• _Dataset entries_:
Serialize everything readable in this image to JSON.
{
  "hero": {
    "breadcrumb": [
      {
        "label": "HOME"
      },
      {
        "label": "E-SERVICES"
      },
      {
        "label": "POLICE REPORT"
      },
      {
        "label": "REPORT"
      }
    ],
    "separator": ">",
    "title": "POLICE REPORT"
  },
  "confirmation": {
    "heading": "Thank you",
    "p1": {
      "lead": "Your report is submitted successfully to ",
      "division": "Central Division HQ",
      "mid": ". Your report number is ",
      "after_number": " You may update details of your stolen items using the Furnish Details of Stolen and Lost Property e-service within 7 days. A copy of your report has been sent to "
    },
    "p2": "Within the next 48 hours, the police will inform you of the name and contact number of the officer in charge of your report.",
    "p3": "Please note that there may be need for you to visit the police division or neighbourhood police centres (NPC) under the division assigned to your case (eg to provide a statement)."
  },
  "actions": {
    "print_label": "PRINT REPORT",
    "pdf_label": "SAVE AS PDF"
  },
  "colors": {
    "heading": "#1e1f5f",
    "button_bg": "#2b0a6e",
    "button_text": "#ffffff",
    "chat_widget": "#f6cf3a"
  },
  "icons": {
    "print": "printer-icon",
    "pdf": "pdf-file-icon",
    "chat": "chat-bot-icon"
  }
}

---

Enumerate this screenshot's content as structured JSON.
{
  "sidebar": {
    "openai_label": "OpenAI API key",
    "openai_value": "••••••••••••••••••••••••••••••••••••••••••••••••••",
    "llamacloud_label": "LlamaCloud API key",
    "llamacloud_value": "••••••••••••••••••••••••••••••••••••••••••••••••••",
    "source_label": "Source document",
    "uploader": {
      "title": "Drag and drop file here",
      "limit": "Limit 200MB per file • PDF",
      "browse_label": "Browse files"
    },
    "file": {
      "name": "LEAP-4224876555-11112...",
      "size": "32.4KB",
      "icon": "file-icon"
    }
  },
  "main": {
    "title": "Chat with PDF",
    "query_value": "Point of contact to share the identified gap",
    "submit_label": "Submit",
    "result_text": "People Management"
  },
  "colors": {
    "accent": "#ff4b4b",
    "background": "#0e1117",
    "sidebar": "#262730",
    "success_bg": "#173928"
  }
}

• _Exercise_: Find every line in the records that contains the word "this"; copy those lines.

• _Output below_:
Serialize everything readable in this image to JSON.
Enumerate this screenshot's content as structured JSON.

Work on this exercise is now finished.